Talks on a future EU-UK trade deal have resumed in Brussels, with negotiators meeting face-to-face for the first time since the COVID-19 outbreak forced the process to be carried out via video link.
Both sides have indicated a new drive to make headway with intensified talks over the coming weeks, following the virtual meeting earlier in June between UK Prime Minister Boris Johnson and European Commission President Ursula von der Leyen.
That encounter saw the EU accept the British government’s refusal to countenance an extension to the transition period, which keeps pre-Brexit arrangements largely as they were until it expires at the end of the year.
But the deadline for reaching agreement on a wide range of issues is earlier in practice to allow time for ratification, and Downing Street has said talks must not drag on into the autumn.
However, London and Brussels remain far apart on key issues such as fishing policy and the commitment to a “level playing field” in competition, as set out in the divorce deal.
Despite some more positive noises suggesting compromise, there is little sign so far of a break in the stalemate throughout several rounds of talks on the future relationship since the UK left the EU in January.

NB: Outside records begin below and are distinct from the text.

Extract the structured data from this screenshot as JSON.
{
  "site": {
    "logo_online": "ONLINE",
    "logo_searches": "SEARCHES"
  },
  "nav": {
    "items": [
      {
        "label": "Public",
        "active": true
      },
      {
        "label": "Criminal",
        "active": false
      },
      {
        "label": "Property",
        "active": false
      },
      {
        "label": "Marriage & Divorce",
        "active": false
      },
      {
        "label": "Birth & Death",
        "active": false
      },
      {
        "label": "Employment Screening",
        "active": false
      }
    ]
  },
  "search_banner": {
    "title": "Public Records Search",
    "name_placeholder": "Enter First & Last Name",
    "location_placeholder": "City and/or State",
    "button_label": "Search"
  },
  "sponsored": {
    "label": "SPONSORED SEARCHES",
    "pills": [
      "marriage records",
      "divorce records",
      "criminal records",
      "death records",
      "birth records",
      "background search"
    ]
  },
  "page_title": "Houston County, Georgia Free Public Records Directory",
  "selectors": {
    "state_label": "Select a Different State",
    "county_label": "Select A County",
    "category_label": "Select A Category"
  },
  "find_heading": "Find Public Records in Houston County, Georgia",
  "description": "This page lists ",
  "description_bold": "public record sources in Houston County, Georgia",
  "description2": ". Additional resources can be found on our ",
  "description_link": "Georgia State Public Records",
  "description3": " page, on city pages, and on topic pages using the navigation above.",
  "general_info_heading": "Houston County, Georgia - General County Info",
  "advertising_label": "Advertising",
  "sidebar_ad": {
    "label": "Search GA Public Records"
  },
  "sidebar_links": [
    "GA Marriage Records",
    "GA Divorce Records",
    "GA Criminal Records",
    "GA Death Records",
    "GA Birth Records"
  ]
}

“Some of the EU’s unrealistic positions will have to change if we are to move forward,” the UK’s chief negotiator David Frost said in a tweet posted last week. “UK sovereignty, over our laws, our courts, or our fishing waters, is of course not up for discussion. Equally we do not seek anything which would undermine the integrity of the EU’s single market.”
“Our overall message this week but also for the coming weeks and the coming months is to intensify our negotiations in order to make progress in order to get a deal,” said European Commission spokesperson Daniel Ferrie on Monday.
Row over state aid
Of key concern to the European Union are rules on state aid, where the bloc wants to ensure it is not undercut by future UK policy—along with other areas such as the environment, labour law, data protection and tax.
The EU’s chief negotiator Michel Barnier has accused the UK government of failing to set out its plans, and of deviating from its obligations by being determined to forge its own path.
The EU wants the UK to follow “dynamic alignment” (following EU standards as they change overtime) on subsidy policy, giving the European Court of Justice (ECJ) oversight of some UK economic policy.
Simon Usherwood, Professor of Politics at Surrey University, says the EU has shown signs of flexibility over fisheries, but the UK is likely to have to move towards the EU’s position generally.
“It hasn’t been able to develop a detailed plan, and I think that’s been a consistent problem for the British government: that they’re very clear about what they don’t like, they’re less clear about what they do like,” he told Euronews.
“As long as they’re in that situation, they don’t really have a comeback to the much more detailed propositions that the EU has been advancing,” he added.
Watch the interview with Simon Usherwood in the video player above.
Further pressure has been put on the negotiating timetable with the announcement that David Frost is to become the UK’s national security adviser from September, although he will continue to lead talks from the British side.
Failure to reach agreement would mean that from January the EU and the UK would trade on World Trade Organization (WTO) terms, which many businesses and economists say would be disastrous. It would also leave arrangements on a wide variety of issues in a state of legal limbo.
Strengthening ties with Australia
As the UK moves away from the EU, it’s looking for other trading partners around the world. That includes other commonwealth countries, like Australia, with whom talks began in London on Monday.
“This is all about getting some runs on the board, if you like, getting some early trade deals in. This looks like it should be relatively straightforward and we can say this is an early Brexit dividend,” David Henig, a former official at the UK Department for International Trade, told Euronews.
The UK is Australia’s seventh-largest trading partner, but Henig said a new deal between London and Canberra, hoped to be reached by the end of the year, is more about optics than economics.
“We’re talking about boosts of at most 0.05% of GDP, a few hundred million. It’s not going to make a huge difference to either economy, but every little bit helps,” he said.
“This in no way makes up for if there was reduced trade with the EU – this is a completely different ballgame really, much smaller but hopefully much easier as well.”